Before the Goonies-style group adventure kicks off, we spend crucial character-building time with Norman (Kodi Smit-McPhee), who comes by his fascination with horror movies honest-- he can see and communicate with dead people, from his ever-present Grandma (Elaine Stritch) to a dog buried in a neighbor's yard. Everyone in Norman's town knows about this, and most of them make fun of him for it, including his older sister (Anna Kendrick) and occasionally even his exasperated Dad (Jeff Garlin), who, like any red-blooded father with an unusual son, just wants him to be normal. Norman's lonely life is exquisitely revealed in details and vignettes from his daily routine, and even when Norman's visions of ghosts start to get more intense and scary, everyone around him only sees it as another chance to poke fun.

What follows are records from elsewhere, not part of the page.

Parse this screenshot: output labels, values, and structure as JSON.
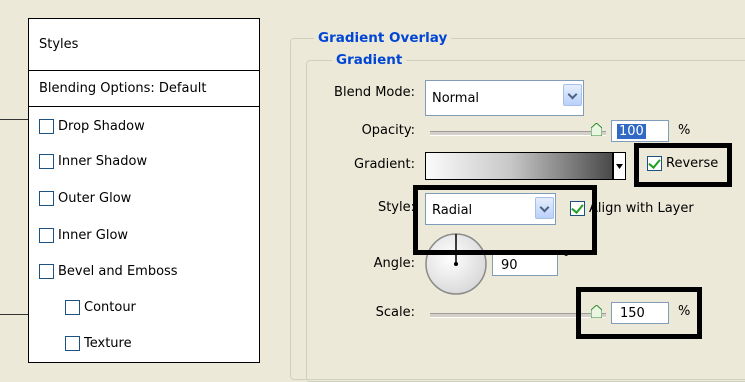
{
  "panel": {
    "header": "Styles",
    "blending": "Blending Options: Default",
    "items": [
      {
        "label": "Drop Shadow"
      },
      {
        "label": "Inner Shadow"
      },
      {
        "label": "Outer Glow"
      },
      {
        "label": "Inner Glow"
      },
      {
        "label": "Bevel and Emboss"
      },
      {
        "label": "Contour"
      },
      {
        "label": "Texture"
      }
    ]
  },
  "section": {
    "title": "Gradient Overlay",
    "subtitle": "Gradient"
  },
  "blend_mode": {
    "label": "Blend Mode:",
    "value": "Normal"
  },
  "opacity": {
    "label": "Opacity:",
    "value": "100",
    "unit": "%",
    "level": 1.0
  },
  "gradient": {
    "label": "Gradient:",
    "reverse_label": "Reverse",
    "reverse_checked": true
  },
  "style": {
    "label": "Style:",
    "value": "Radial",
    "align_label": "Align with Layer",
    "align_checked": true
  },
  "angle": {
    "label": "Angle:",
    "value": "90",
    "unit": "°"
  },
  "scale": {
    "label": "Scale:",
    "value": "150",
    "unit": "%"
  },
  "colors": {
    "accent": "#0046d5",
    "check": "#21a121",
    "highlight_box": "#000000"
  }
}
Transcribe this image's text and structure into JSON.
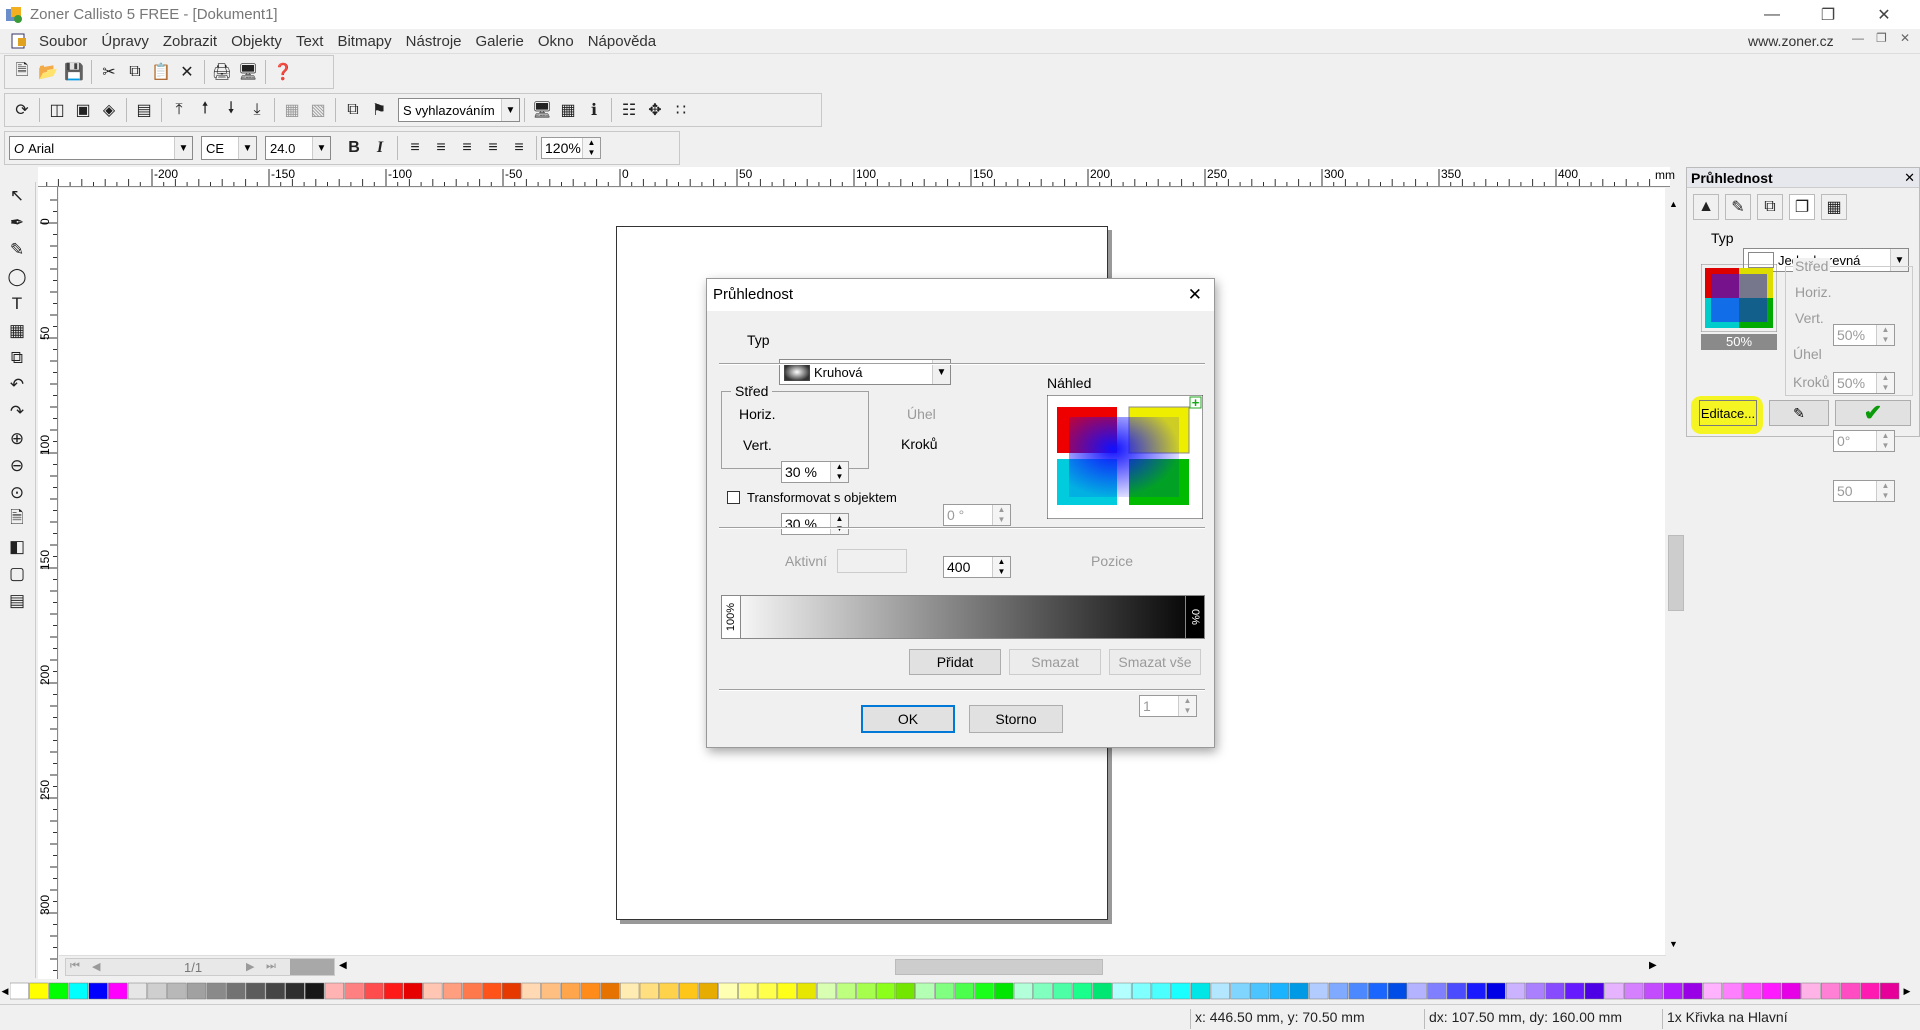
{
  "window": {
    "title": "Zoner Callisto 5 FREE - [Dokument1]",
    "url": "www.zoner.cz"
  },
  "menu": [
    "Soubor",
    "Úpravy",
    "Zobrazit",
    "Objekty",
    "Text",
    "Bitmapy",
    "Nástroje",
    "Galerie",
    "Okno",
    "Nápověda"
  ],
  "toolbar": {
    "smoothing": "S vyhlazováním"
  },
  "format": {
    "font": "Arial",
    "charset": "CE",
    "size": "24.0",
    "zoom": "120%",
    "bold": "B",
    "italic": "I"
  },
  "ruler": {
    "unit": "mm",
    "h_labels": [
      "-200",
      "-150",
      "-100",
      "-50",
      "0",
      "50",
      "100",
      "150",
      "200",
      "250",
      "300",
      "350",
      "400"
    ],
    "v_labels": [
      "0",
      "50",
      "100",
      "150",
      "200",
      "250",
      "300"
    ]
  },
  "hscroll": {
    "page": "1/1"
  },
  "panel": {
    "title": "Průhlednost",
    "type_label": "Typ",
    "type_value": "Jednobarevná",
    "center_label": "Střed",
    "horiz_label": "Horiz.",
    "horiz_value": "50%",
    "vert_label": "Vert.",
    "vert_value": "50%",
    "angle_label": "Úhel",
    "angle_value": "0°",
    "steps_label": "Kroků",
    "steps_value": "50",
    "preview_percent": "50%",
    "edit_button": "Editace..."
  },
  "dialog": {
    "title": "Průhlednost",
    "type_label": "Typ",
    "type_value": "Kruhová",
    "center_label": "Střed",
    "horiz_label": "Horiz.",
    "horiz_value": "30 %",
    "vert_label": "Vert.",
    "vert_value": "30 %",
    "angle_label": "Úhel",
    "angle_value": "0 °",
    "steps_label": "Kroků",
    "steps_value": "400",
    "preview_label": "Náhled",
    "transform_label": "Transformovat s objektem",
    "active_label": "Aktivní",
    "position_label": "Pozice",
    "position_value": "1",
    "grad_start": "100%",
    "grad_end": "0%",
    "add_button": "Přidat",
    "delete_button": "Smazat",
    "delete_all_button": "Smazat vše",
    "ok_button": "OK",
    "cancel_button": "Storno"
  },
  "status": {
    "cursor": "x: 446.50 mm, y: 70.50 mm",
    "delta": "dx: 107.50 mm, dy: 160.00 mm",
    "selection": "1x Křivka na Hlavní"
  }
}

Except, of course, there really is something unusual going on-- as revealed by Norman's uncle (John Goodman), who also communicates with the dead, a witch hanged in their town centuries before will rise up and punish everyone unless Norman fulfills one very important task. The band of misfits who wind up helping him, through accident more than design, include the local bully (Christopher Mintz-Plasse), chubby fellow reject Neil (Tucker Albrizzi) and his meathead older brother Mitch (Casey Affleck), and Norman's own skeptical sister, who really just wants to make out with Mitch. When the witch returns and casts her spell, bringing back the corpses of the seven men responsible for hanging her so long ago, the kids are not only outrunning the resurrected old-timey zombies, but eventually their own families and neighbors, whose mob mentality starts looking awfully familiar to anyone who remembers the real story behind all those witch trials back in the day.

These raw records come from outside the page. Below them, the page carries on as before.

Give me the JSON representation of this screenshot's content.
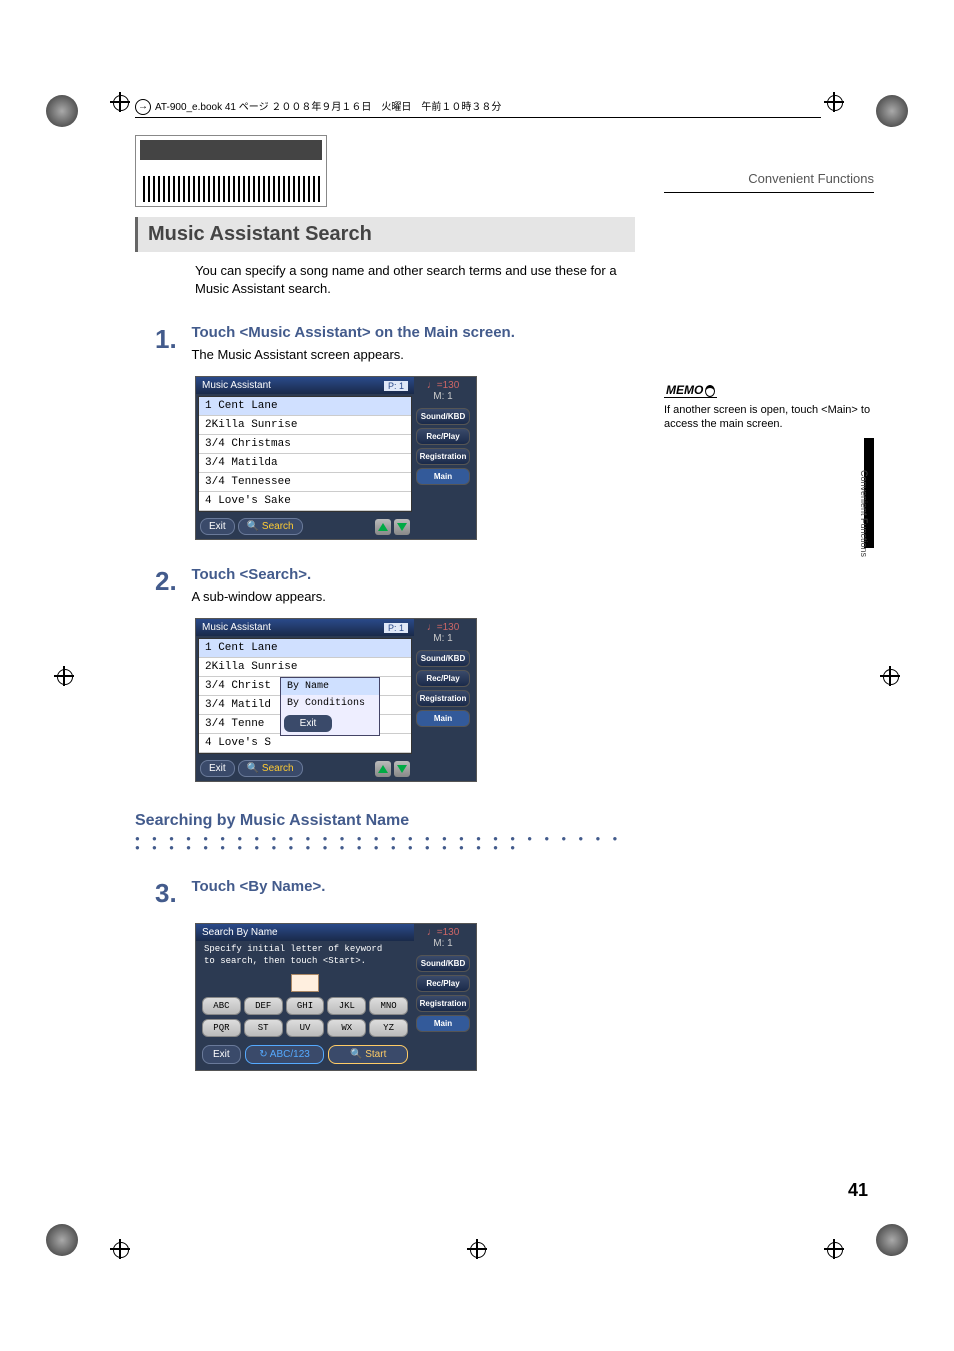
{
  "meta_header": "AT-900_e.book  41 ページ  ２００８年９月１６日　火曜日　午前１０時３８分",
  "chapter_title": "Convenient Functions",
  "section_title": "Music Assistant Search",
  "intro": "You can specify a song name and other search terms and use these for a Music Assistant search.",
  "step1": {
    "num": "1.",
    "title": "Touch <Music Assistant> on the Main screen.",
    "desc": "The Music Assistant screen appears."
  },
  "ss1": {
    "title": "Music Assistant",
    "page": "P: 1",
    "tempo": "♩=130",
    "measure": "M:    1",
    "items": [
      "1 Cent Lane",
      "2Killa Sunrise",
      "3/4 Christmas",
      "3/4 Matilda",
      "3/4 Tennessee",
      "4 Love's Sake"
    ],
    "exit": "Exit",
    "search": "🔍 Search",
    "side": [
      "Sound/KBD",
      "Rec/Play",
      "Registration",
      "Main"
    ]
  },
  "step2": {
    "num": "2.",
    "title": "Touch <Search>.",
    "desc": "A sub-window appears."
  },
  "ss2": {
    "title": "Music Assistant",
    "page": "P: 1",
    "tempo": "♩=130",
    "measure": "M:    1",
    "items": [
      "1 Cent Lane",
      "2Killa Sunrise",
      "3/4 Christ",
      "3/4 Matild",
      "3/4 Tenne",
      "4 Love's S"
    ],
    "popup": [
      "By Name",
      "By Conditions"
    ],
    "popup_exit": "Exit",
    "exit": "Exit",
    "search": "🔍 Search",
    "side": [
      "Sound/KBD",
      "Rec/Play",
      "Registration",
      "Main"
    ]
  },
  "subheading": "Searching by Music Assistant Name",
  "step3": {
    "num": "3.",
    "title": "Touch <By Name>."
  },
  "ss3": {
    "title": "Search By Name",
    "instr1": "Specify initial letter of keyword",
    "instr2": "to search, then touch <Start>.",
    "row1": [
      "ABC",
      "DEF",
      "GHI",
      "JKL",
      "MNO"
    ],
    "row2": [
      "PQR",
      "ST",
      "UV",
      "WX",
      "YZ"
    ],
    "exit": "Exit",
    "toggle": "↻ ABC/123",
    "start": "🔍 Start",
    "tempo": "♩=130",
    "measure": "M:    1",
    "side": [
      "Sound/KBD",
      "Rec/Play",
      "Registration",
      "Main"
    ]
  },
  "memo": {
    "label": "MEMO",
    "text": "If another screen is open, touch <Main> to access the main screen."
  },
  "vert": "Convenient Functions",
  "pagenum": "41"
}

The thoughtful way that ParaNorman deals with its ostensible monsters isn't really a revelation-- after all, it's the only way to tell a story that's also about a kid who's mostly misunderstood. The themes and lessons of the movie are familiar ones of the children's film genre, but it's the way ParaNorman brings you to them that's so spectacular. Butler's script moves seamlessly from tight action sequences to long bits of engaged character development, from the silliest of jokes to slyly ironic twists that take you a minute to even figure out. And the animation, boasting beautifully handmade characters fused seamlessly with supernatural CGI, is dazzling and constantly surprising, not just in how much detail there is in each facial expression and elaborate set, but in just how much Laika's imagination defies what you thought was possible within stop-motion. The final set piece, in which Norman finally confronts the witch, is dark and strange and legitimately scary-- and also one of the most gorgeous things you're likely to see onscreen this year.
With infinite warmth toward its characters, whip-smart humor and a plea for human compassion that feels especially necessary these days, ParaNorman is a movie worth wrapping yourself up in. It inspired in me the kind of love that's not necessarily logical, and may have overlooked some flaws that I just can't admit right now. But it cast exactly the right kind of spell on me, the kind that's exceedingly rare at any movies, but especially mainstream Hollywood ones. . At least give the chance to do the same for you.